And those real estate prices! In, say, Henderson, Nevada, you wouldn't have to spend over $400,000 for a home and carry that murderous mortgage. You could get a home that's brand new, twice the size of your old one, with an attached garage (no flimsy carport), and three times as beautiful for $299,000. The average price of a single-family home in Loudoun County, one of the pricier of the Sprinkler Cities, was $166,824 in 2001, which was an 11 percent increase over the year before. Imagine that! A mortgage under 200 grand! A great anvil would be lifted from your shoulders. More free money for you to spend on yourself. More free time to enjoy. More Freedom!
Plus, if you moved to a Sprinkler City there would be liberation of a subtler kind. The old suburbs have become socially urbanized. They've become stratified. Two sorts of people have begun to move in and ruin the middle-class equality of the development you grew up in: the rich and the poor.
There are, first, the poor immigrants, from Mexico, Vietnam, and the Philippines. They come in, a dozen to a house, and they introduce an element of unpredictability to what was a comforting milieu. They shout. They're less tidy. Their teenage boys seem to get involved with gangs and cars. Suddenly you feel you will lose control of your children. You begin to feel a new level of anxiety in the neighborhood. It is exactly the level of anxiety--sometimes intermingled with racism--your parents felt when they moved from their old neighborhood to the suburbs in the first place.
And then there are the rich. Suddenly many of the old ramblers are being knocked down by lawyers who proceed to erect 4,000-square-foot arts and crafts bungalows with two-car garages for their Volvos. Suddenly cars in the neighborhoods have window and bumper stickers that never used to be there in the past: "Yale," "The Friends School," "Million Mom March." The local stores are changing too. Gone are the hardware stores and barber shops. Now there are Afghan restaurants, Marin County bistros, and environmentally sensitive and extremely expensive bakeries.
And these new people, while successful and upstanding, are also . . . snobs. They're doctors and lawyers and journalists and media consultants. They went to fancy colleges and they consider themselves superior to you if you sell home-security systems or if you are a mechanical engineer, and in subtle yet patronizing ways they let you knowit.
I recently interviewed a woman in Loudoun County who said she had grown up and lived most of her life in Bethesda, Maryland, which is an upscale suburb close to Washington. When I asked why she left Bethesda, she hissed "I hate it there now" with a fervor that took me by surprise. And as we spoke, it became clear that it was precisely the "improvements" she hated: the new movie theater that shows only foreign films, the explosion of French, Turkish, and new wave restaurants, the streets choked with German cars and Lexus SUVs, the doctors and lawyers and journalists with their educated-class one-upmanship.

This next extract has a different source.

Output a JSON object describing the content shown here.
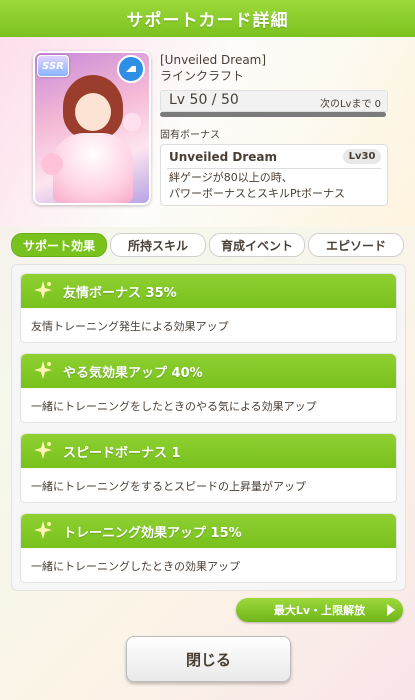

These new people may live in the old suburbs but they hate suburbanites. They hate sprawl, big-box stores, automobile culture. The words they use about suburbanites are: synthetic, bland, sterile, self-absorbed, disengaged. They look down on people who like suburbs. They don't like their lawn statuary, their Hallmark greeting cards, their Ethan Allen furniture, their megachurches, the seasonal banners the old residents hang out in front of their houses, their untroubled attitude toward McDonald's and Dairy Queen, their Thomas Kinkade fantasy paintings. And all the original suburbanites who were peacefully enjoying their suburb until the anti-suburban suburbanites moved in notice the condescension, and they do what Americans have always done when faced with disapproval, anxiety, and potential conflict. They move away. The pincer movements get them: the rich and the poor, the commutes and the mortgages, the prices and the alienation. And pretty soon it's Henderson, Nevada, here we come.